The same may hold true for the question of mysterious beasts and natural wonders. Maybe the reason we don’t find more physical or DNA evidence is that, while these persistently reported phenomena are real and are actually occurring, they do not necessarily conform to our five-sensory material lives.
This returns us to the observation that Jacques Vallée made about UFOs probably being some kind of inter-dimensional manifestation, which enter our awareness intermittently and then vanish. There may exist an infinitude, or superposition, of events occurring all the time and everywhere, which we are capable of measuring or experiencing only intermittently (such as in the cases of documentary imagery), fractionally, or at periods of extreme sensitivity, in the same way that ESP or telekinesis may manifest at highly receptive moments. This ties into the question of psychical energies being unleashed during instances of trauma or crisis or intensity.
Wait, what? No DNA evidence means that “mysterious beasts” could still be real, just outside of our “five sensory material lives”? What is this, Hogwarts? Or maybe Ghostbusters? No wonder Horowitz didn’t like Randi, but views pseudoscientists like Rupert Sheldrake and Dean Radin as persecuted “scientists”! In reality, their “science” hasn’t been taken seriously because the claimed phenomenon they investigate has never been conclusively shown to exist, and their experimental methods are far more pseudoscientific than scientific.
To boil Horowitz’s take down to its essence, he is arguing that, because of Randi’s efforts, research into ESP, parapsychology, and “energy medicine” (among other topics) has been so discredited that no reputable scientist will touch these topics, thus “destroying” skepticism. (Never mind that these subjects were viewed as highly dubious going back to long before Randi, following in Harry Houdini’s footsteps, took his knowledge of magicians’ illusions and applied it to such phenomenon and that, even if Randi had never been born, these subjects would likely still be viewed as disreputable today by real scientists because they are such obvious bullshit.) To support his argument Horowitz invokes a a handful of examples where Randi might have behaved questionably or possibly even unethically (although it’s not clear in every case that Randi did, in fact, behave as badly as advertised) and then cites several aggrieved purveyors of psychic, ESP, “energy medicine,” precognition pseudoscience whom Randi targeted.

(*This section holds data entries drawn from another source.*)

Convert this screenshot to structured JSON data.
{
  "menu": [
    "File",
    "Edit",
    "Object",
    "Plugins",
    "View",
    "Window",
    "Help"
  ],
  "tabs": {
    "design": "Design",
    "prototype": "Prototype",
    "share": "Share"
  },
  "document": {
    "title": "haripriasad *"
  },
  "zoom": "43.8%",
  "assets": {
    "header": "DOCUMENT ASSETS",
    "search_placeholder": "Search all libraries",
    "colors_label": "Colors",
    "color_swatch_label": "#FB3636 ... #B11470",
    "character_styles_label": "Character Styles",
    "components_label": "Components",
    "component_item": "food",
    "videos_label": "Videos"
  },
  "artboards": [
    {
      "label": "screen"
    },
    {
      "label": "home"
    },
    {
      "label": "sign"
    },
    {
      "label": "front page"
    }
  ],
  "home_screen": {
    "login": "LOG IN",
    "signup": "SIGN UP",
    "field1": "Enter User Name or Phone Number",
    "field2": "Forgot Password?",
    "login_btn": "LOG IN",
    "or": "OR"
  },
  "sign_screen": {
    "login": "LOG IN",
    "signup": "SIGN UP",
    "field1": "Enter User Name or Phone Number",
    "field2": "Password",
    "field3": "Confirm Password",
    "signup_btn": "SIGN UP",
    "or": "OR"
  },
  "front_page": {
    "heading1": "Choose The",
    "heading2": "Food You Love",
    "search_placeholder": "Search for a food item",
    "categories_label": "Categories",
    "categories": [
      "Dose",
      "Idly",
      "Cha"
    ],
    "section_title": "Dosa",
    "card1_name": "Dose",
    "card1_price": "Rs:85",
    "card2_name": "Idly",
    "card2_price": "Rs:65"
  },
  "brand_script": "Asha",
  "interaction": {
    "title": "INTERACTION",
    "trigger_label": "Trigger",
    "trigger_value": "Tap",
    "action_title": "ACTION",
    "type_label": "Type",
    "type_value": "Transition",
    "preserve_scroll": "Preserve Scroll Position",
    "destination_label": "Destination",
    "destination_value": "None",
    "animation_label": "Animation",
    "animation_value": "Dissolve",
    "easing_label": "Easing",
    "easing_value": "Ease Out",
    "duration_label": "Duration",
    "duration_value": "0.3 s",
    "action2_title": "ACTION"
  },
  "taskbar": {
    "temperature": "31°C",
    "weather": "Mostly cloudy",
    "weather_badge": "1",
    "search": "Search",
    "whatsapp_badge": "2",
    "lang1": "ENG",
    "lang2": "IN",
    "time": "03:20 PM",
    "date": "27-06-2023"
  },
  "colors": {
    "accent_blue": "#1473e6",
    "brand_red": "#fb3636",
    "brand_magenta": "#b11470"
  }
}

His purpose in doing so is obviously to bolster his characterization of Randi’s decades of skepticism as being based on ideology, to paint the skeptics movement as akin to religion and to portray those inspired by Randi to become active combatting pseudoscience as dogmatic fanatics akin to jihadists. It’s a hit piece, pure and simple, and it uses the sorts of rhetorical devices that skeptics have seen many times before from believers in woo.

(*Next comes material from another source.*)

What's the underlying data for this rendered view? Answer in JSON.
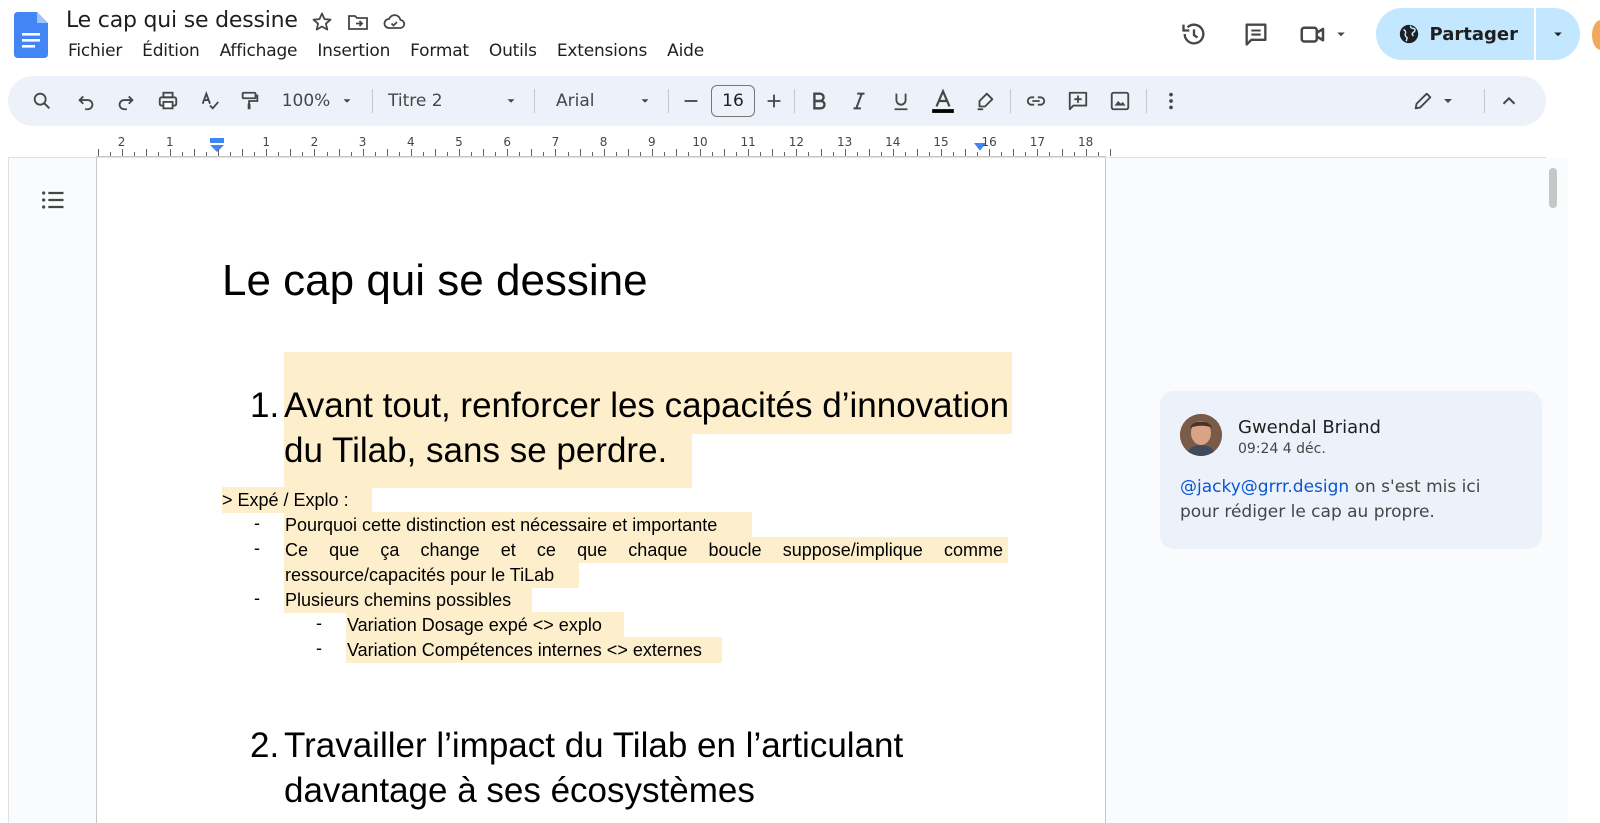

Was Randi a saint? Obviously not. He was flawed, possibly more so than the average person. He definitely had a few major blind spots. It is also true that JREF had problems, examples of which Horowitz cites in his article. Randi’s legacy will no doubt be complicated for many, particularly women in the skeptical movement. However, for better or for worse, The Amazing Randi was one of the primary creators of the modern skeptics movement, and I also would argue that in creating the modern skeptics’ movement he did far more good than harm, particularly through his showman’s talent for popularizing skeptical takes on psychic and faith healing grifters, as well as flim-flam artists like Uri Geller. More importantly, he did not “destroy” skepticism because he contributed to making pseudoscientific “disciplines” disreputable. Quite the contrary.